  • Most online reference entries and articles do not have page numbers. Therefore, that information is unavailable for most Encyclopedia.com content. However, the date of retrieval is often important. Refer to each style’s convention regarding the best way to format page numbers and retrieval dates.
  • In addition to the MLA, Chicago, and APA styles, your school, university, publication, or institution may have its own requirements for citations. Therefore, be sure to refer to those guidelines when editing your bibliography or works cited list.

Reform

REFORM.

This entry includes two subentries:

Europe and the United States
Islamic Reform

Cite this article
Pick a style below, and copy the text for your bibliography.

  • MLA
  • Chicago
  • APA

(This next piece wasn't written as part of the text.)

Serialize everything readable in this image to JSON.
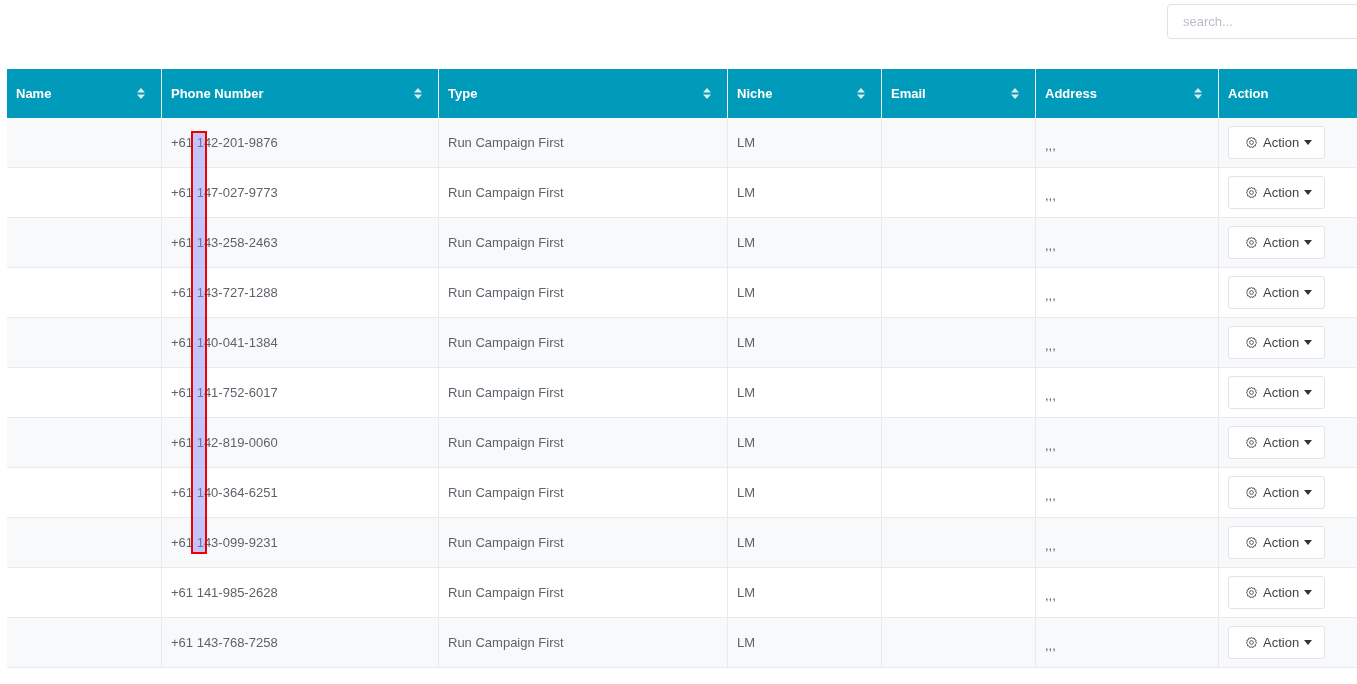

"Reform." New Dictionary of the History of Ideas. . Encyclopedia.com. 20 Feb. 2018 <http://www.encyclopedia.com>.

"Reform." New Dictionary of the History of Ideas. . Encyclopedia.com. (February 20, 2018). http://www.encyclopedia.com/history/dictionaries-thesauruses-pictures-and-press-releases/reform

"Reform." New Dictionary of the History of Ideas. . Retrieved February 20, 2018 from Encyclopedia.com: http://www.encyclopedia.com/history/dictionaries-thesauruses-pictures-and-press-releases/reform

Learn more about citation styles

Citation styles

Encyclopedia.com gives you the ability to cite reference entries and articles according to common styles from the Modern Language Association (MLA), The Chicago Manual of Style, and the American Psychological Association (APA).

Within the “Cite this article” tool, pick a style to see how all available information looks when formatted according to that style. Then, copy and paste the text into your bibliography or works cited list.

Because each style has its own formatting nuances that evolve over time and not all information is available for every reference entry or article, Encyclopedia.com cannot guarantee each citation it generates. Therefore, it’s best to use Encyclopedia.com citations as a starting point before checking the style against your school or publication’s requirements and the most-recent information available at these sites:

Modern Language Association

http://www.mla.org/style

The Chicago Manual of Style

http://www.chicagomanualofstyle.org/tools_citationguide.html

American Psychological Association

http://apastyle.apa.org/

Notes:
  • Most online reference entries and articles do not have page numbers. Therefore, that information is unavailable for most Encyclopedia.com content. However, the date of retrieval is often important. Refer to each style’s convention regarding the best way to format page numbers and retrieval dates.
  • In addition to the MLA, Chicago, and APA styles, your school, university, publication, or institution may have its own requirements for citations. Therefore, be sure to refer to those guidelines when editing your bibliography or works cited list.